                          > This is in fact supported by the text itself: In RGEO:70 (and back cover)
                          the subtitle of the poem is given as "Aerlinn in edhil o Imladris"
                          (translated by Helge Fauskanger as *"Hymn of the Elves of Rivendell").

                          Yes, it must be either "hymn" (aer-linn = holy-song) OR "sea-song", if
                          _aer_ here represents _aear_.

                          - HKF
                        • David J. Finnamore
                          ... cover) ... Well, it s not a sea-song, so it must be a holy song. The sea is mentioned, but only geographically. A longer version of it was sung by
                          Message 12 of 12 , Dec 23, 2005
                          • 0 Attachment
                            --- In elfscript@yahoogroups.com, "Helge K. Fauskanger"
                            <helge.fauskanger@n...> wrote:
                            >
                            > Viktor Epp wrote:
                            >
                            > > This is in fact supported by the text itself: In RGEO:70 (and back
                            cover)
                            > the subtitle of the poem is given as "Aerlinn in edhil o Imladris"
                            > (translated by Helge Fauskanger as *"Hymn of the Elves of Rivendell").
                            >
                            > Yes, it must be either "hymn" (aer-linn = holy-song) OR "sea-song", if
                            > _aer_ here represents _aear_.
                            >
                            > - HKF
                            >

                            Well, it's not a sea-song, so it must be a holy song.
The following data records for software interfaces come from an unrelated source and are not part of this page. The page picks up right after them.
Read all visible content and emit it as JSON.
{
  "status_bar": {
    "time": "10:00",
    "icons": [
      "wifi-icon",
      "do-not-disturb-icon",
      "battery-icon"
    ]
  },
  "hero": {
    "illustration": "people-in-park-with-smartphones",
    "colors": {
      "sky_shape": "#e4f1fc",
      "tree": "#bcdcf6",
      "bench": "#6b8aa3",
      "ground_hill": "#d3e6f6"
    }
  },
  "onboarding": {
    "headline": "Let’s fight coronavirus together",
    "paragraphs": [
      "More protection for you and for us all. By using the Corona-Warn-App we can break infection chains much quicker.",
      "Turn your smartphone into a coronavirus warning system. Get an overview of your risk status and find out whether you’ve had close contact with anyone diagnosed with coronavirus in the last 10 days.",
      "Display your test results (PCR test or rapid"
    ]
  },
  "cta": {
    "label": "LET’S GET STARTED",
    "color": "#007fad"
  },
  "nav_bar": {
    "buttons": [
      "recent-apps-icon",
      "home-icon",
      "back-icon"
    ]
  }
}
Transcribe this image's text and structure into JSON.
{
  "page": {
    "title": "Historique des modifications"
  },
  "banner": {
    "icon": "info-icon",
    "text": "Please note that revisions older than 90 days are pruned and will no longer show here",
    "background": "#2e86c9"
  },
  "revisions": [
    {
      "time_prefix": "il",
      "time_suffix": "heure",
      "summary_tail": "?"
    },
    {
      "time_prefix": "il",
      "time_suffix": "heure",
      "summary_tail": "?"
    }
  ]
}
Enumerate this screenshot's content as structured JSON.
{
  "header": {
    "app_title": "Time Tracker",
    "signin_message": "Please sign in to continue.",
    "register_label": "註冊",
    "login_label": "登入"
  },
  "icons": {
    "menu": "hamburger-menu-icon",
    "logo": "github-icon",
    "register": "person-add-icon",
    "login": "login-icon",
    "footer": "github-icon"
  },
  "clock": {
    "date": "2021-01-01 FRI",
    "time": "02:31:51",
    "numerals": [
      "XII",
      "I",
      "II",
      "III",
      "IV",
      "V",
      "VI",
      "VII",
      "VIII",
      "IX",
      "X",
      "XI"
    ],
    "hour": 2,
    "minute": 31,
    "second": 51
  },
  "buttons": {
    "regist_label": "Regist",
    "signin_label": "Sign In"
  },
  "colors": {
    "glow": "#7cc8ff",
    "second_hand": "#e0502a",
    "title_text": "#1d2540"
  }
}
The sea is
                            mentioned, but only geographically. A longer version of it was sung
                            by Gildor's folk while walking at night under the trees and stars,
                            which are also mentioned in the text. Too bad it's only given in
                            English there. Formally, it's quite clearly a hymn, in the historical
                            meaning of the term: a song of praise.

                            David "Daeron" Finnamore
                            www.elvenminstrel.com
                          Your message has been successfully submitted and would be delivered to recipients shortly.